*** Working data

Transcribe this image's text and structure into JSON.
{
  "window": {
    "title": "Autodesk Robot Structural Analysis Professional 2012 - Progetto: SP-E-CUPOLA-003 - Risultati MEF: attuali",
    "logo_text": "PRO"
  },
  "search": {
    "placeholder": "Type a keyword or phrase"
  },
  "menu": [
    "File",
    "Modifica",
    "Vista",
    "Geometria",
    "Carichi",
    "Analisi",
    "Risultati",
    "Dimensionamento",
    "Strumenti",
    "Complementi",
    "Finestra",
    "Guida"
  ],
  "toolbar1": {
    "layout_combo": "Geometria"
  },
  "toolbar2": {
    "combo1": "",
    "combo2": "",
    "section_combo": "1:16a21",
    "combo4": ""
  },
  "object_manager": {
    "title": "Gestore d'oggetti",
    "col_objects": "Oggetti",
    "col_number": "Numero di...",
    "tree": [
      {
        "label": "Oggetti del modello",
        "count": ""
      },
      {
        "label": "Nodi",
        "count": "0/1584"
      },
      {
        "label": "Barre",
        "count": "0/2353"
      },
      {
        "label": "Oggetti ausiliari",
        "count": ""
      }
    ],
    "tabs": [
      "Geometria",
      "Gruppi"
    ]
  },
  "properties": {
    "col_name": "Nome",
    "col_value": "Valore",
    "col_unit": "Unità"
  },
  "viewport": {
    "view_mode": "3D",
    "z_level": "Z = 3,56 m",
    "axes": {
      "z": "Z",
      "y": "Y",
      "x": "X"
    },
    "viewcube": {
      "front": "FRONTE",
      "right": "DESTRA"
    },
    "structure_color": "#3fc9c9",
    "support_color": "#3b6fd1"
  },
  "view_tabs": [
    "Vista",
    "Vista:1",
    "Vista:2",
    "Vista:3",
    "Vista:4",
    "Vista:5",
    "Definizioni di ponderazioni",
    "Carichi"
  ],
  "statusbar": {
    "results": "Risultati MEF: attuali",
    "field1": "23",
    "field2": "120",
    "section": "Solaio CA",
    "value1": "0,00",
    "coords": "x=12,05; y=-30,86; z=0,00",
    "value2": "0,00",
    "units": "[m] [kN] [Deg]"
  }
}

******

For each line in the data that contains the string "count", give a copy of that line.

> [Response to this task]
        "count": ""
        "count": "0/1584"
        "count": "0/2353"
        "count": ""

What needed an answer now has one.